Jacob Dalton, Professor. Religion, ritual, Tibet, Buddhism, Tantra, Dunhuang.
Penelope Edwards, Associate Professor. Burma, Cambodia, nationalism, British and French colonialism, Chinese diaspora, memory.
+ Robert P. Goldman, Professor. Literary theory, South and Southeast Asian studies, Sanskrit literature, Indian epic studies, and psychoanalytically oriented cultural studies.
Gregory Levine, Associate Professor. East Asian studies, history of art, Japanese art and architecture, histories of collecting, history of museums, Buddhist art and architecture, Buddhist visual culture.
Robert Sharf, Professor. East asian languages and cultures, medieval Chinese buddhism, Chan buddhism, Japanese buddhism, Zen buddhism, Tantric buddhism, buddhist art, ritual studies, methodological issues in the study of religion.
Alexander Von Rospatt, Professor. Ritual studies, Nepalese studies, Buddhist traditions of South Asia, doctrinal history, Newar Buddhism.

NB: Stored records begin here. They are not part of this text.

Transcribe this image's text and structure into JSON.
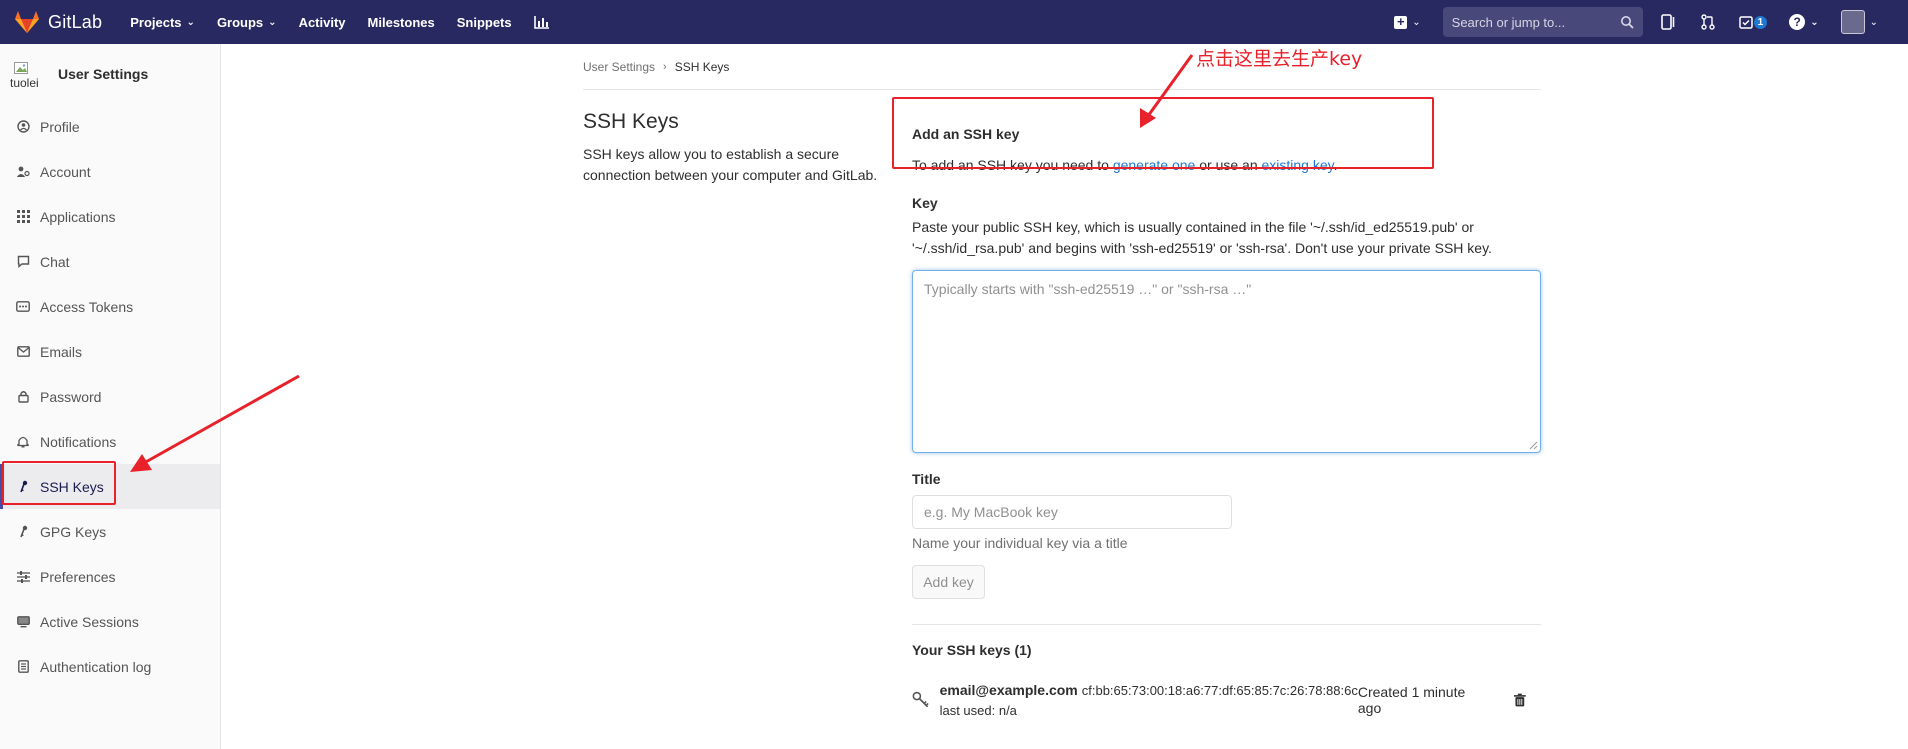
{
  "navbar": {
    "brand": "GitLab",
    "links": [
      {
        "label": "Projects",
        "caret": true
      },
      {
        "label": "Groups",
        "caret": true
      },
      {
        "label": "Activity",
        "caret": false
      },
      {
        "label": "Milestones",
        "caret": false
      },
      {
        "label": "Snippets",
        "caret": false
      }
    ],
    "search_placeholder": "Search or jump to...",
    "todo_count": "1",
    "accent": "#292961"
  },
  "sidebar": {
    "avatar_alt": "tuolei",
    "title": "User Settings",
    "items": [
      {
        "label": "Profile",
        "icon": "profile-icon"
      },
      {
        "label": "Account",
        "icon": "account-icon"
      },
      {
        "label": "Applications",
        "icon": "applications-icon"
      },
      {
        "label": "Chat",
        "icon": "chat-icon"
      },
      {
        "label": "Access Tokens",
        "icon": "token-icon"
      },
      {
        "label": "Emails",
        "icon": "email-icon"
      },
      {
        "label": "Password",
        "icon": "lock-icon"
      },
      {
        "label": "Notifications",
        "icon": "bell-icon"
      },
      {
        "label": "SSH Keys",
        "icon": "key-icon",
        "active": true
      },
      {
        "label": "GPG Keys",
        "icon": "key-icon"
      },
      {
        "label": "Preferences",
        "icon": "sliders-icon"
      },
      {
        "label": "Active Sessions",
        "icon": "monitor-icon"
      },
      {
        "label": "Authentication log",
        "icon": "log-icon"
      }
    ]
  },
  "breadcrumb": {
    "parent": "User Settings",
    "current": "SSH Keys"
  },
  "page": {
    "title": "SSH Keys",
    "description": "SSH keys allow you to establish a secure connection between your computer and GitLab."
  },
  "add_key": {
    "title": "Add an SSH key",
    "text_before": "To add an SSH key you need to",
    "link1": "generate one",
    "text_middle": "or use an",
    "link2": "existing key",
    "text_after": "."
  },
  "form": {
    "key_label": "Key",
    "key_help_line1": "Paste your public SSH key, which is usually contained in the file '~/.ssh/id_ed25519.pub' or",
    "key_help_line2": "'~/.ssh/id_rsa.pub' and begins with 'ssh-ed25519' or 'ssh-rsa'. Don't use your private SSH key.",
    "key_placeholder": "Typically starts with \"ssh-ed25519 …\" or \"ssh-rsa …\"",
    "title_label": "Title",
    "title_placeholder": "e.g. My MacBook key",
    "title_help": "Name your individual key via a title",
    "submit": "Add key"
  },
  "keys": {
    "heading": "Your SSH keys (1)",
    "items": [
      {
        "email": "email@example.com",
        "fingerprint": "cf:bb:65:73:00:18:a6:77:df:65:85:7c:26:78:88:6c",
        "last_used": "last used: n/a",
        "created": "Created 1 minute ago"
      }
    ]
  },
  "annotation": {
    "note": "点击这里去生产key",
    "color": "#e8212b"
  }
}
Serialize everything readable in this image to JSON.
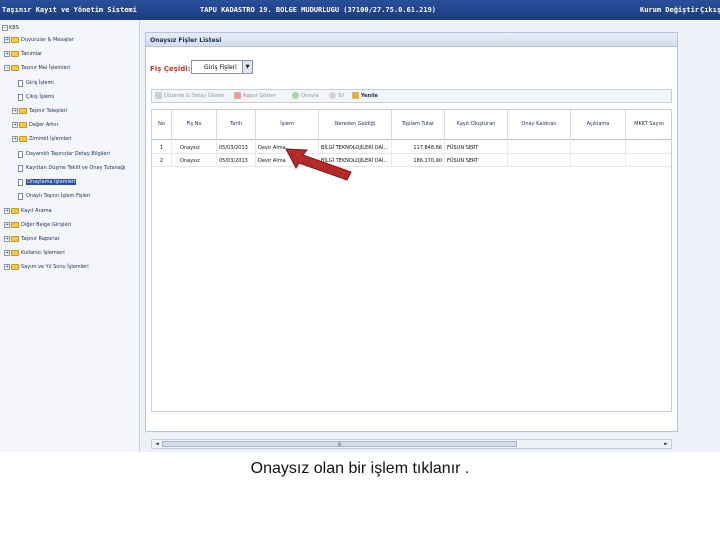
{
  "topbar": {
    "title": "Taşınır Kayıt ve Yönetim Sistemi",
    "server": "TAPU KADASTRO 19. BOLGE MUDURLUGU (37100/27.75.0.61.219)",
    "kurum_degistir": "Kurum Değiştir",
    "cikis": "Çıkış"
  },
  "sidebar": {
    "items": [
      {
        "label": "KBS"
      },
      {
        "label": "Duyurular & Mesajlar"
      },
      {
        "label": "Tanımlar"
      },
      {
        "label": "Taşınır Mal İşlemleri"
      },
      {
        "label": "Giriş İşlemi"
      },
      {
        "label": "Çıkış İşlemi"
      },
      {
        "label": "Taşınır Talepleri"
      },
      {
        "label": "Değer Artırı"
      },
      {
        "label": "Zimmet İşlemleri"
      },
      {
        "label": "Dayanıklı Taşınırlar Detay Bilgileri"
      },
      {
        "label": "Kayıttan Düşme Teklif ve Onay Tutanağı"
      },
      {
        "label": "Onaylama İşlemleri"
      },
      {
        "label": "Onaylı Taşınır İşlem Fişleri"
      },
      {
        "label": "Kayıt Arama"
      },
      {
        "label": "Diğer Belge Girişleri"
      },
      {
        "label": "Taşınır Raporlar"
      },
      {
        "label": "Kullanıcı İşlemleri"
      },
      {
        "label": "Sayım ve Yıl Sonu İşlemleri"
      }
    ]
  },
  "main": {
    "tab_title": "Onaysız Fişler Listesi",
    "filter_label": "Fiş Çeşidi:",
    "filter_value": "Giriş Fişleri",
    "toolbar": {
      "edit": "Düzenle & Detay Göster",
      "report": "Rapor Göster",
      "approve": "Onayla",
      "delete": "Sil",
      "refresh": "Yenile"
    },
    "columns": [
      "No",
      "Fiş No",
      "Tarih",
      "İşlem",
      "Nereden Geldiği",
      "Toplam Tutar",
      "Kayıt Oluşturan",
      "Onay Kaldıran",
      "Açıklama",
      "MKKT Sayısı"
    ],
    "rows": [
      [
        "1",
        "Onaysız",
        "05/03/2013",
        "Devir Alma",
        "BİLGİ TEKNOLOJİLERİ DAİ...",
        "117.848,66",
        "FÜSUN SERT",
        "",
        "",
        ""
      ],
      [
        "2",
        "Onaysız",
        "05/03/2013",
        "Devir Alma",
        "BİLGİ TEKNOLOJİLERİ DAİ...",
        "186.170,90",
        "FÜSUN SERT",
        "",
        "",
        ""
      ]
    ],
    "scroll_label": "III"
  },
  "colors": {
    "topbar": "#1b3a7e",
    "accent_red": "#c0392b",
    "arrow_red": "#b42a2a"
  },
  "caption": "Onaysız olan bir işlem tıklanır ."
}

Brian Baumann, Lecturer. Mongolian language.
Osmund Bopearachchi, Adjunct Professor.
Sanjyot Mehendale, Lecturer. Near Eastern studies, Central Asia, Central Asian studies, archaeology and art history.
Patricia Berger, Professor Emeritus. China, buddhist art, East Asian studies, history of art, Asian architecture and art.
Padmanabh S. Jaini, Professor Emeritus.
Lewis Lancaster, Professor Emeritus. East asian languages and cultures, East Asian studies, east asian buddhism.
Eleanor Rosch, Professor Emeritus. Cognition, psychology, concepts, Eastern psychologies, psychologies of religion, cross cultural, causality.
Joanna Williams, Professor Emeritus.
Group in Buddhist Studies
3413 Dwinelle Hall
Head Graduate Advisor
Alexander von Rospatt, PhD (Department of South and Southeast Asian Studies)
347B Dwinelle Hall
Graduate Student Affairs Officer
3414 Dwinelle Hall
Robert Sharf (Department of East Asian Languages and Cultures)
3121 Dwinelle Hall
Student Services Advisor
3413 Dwinelle Hall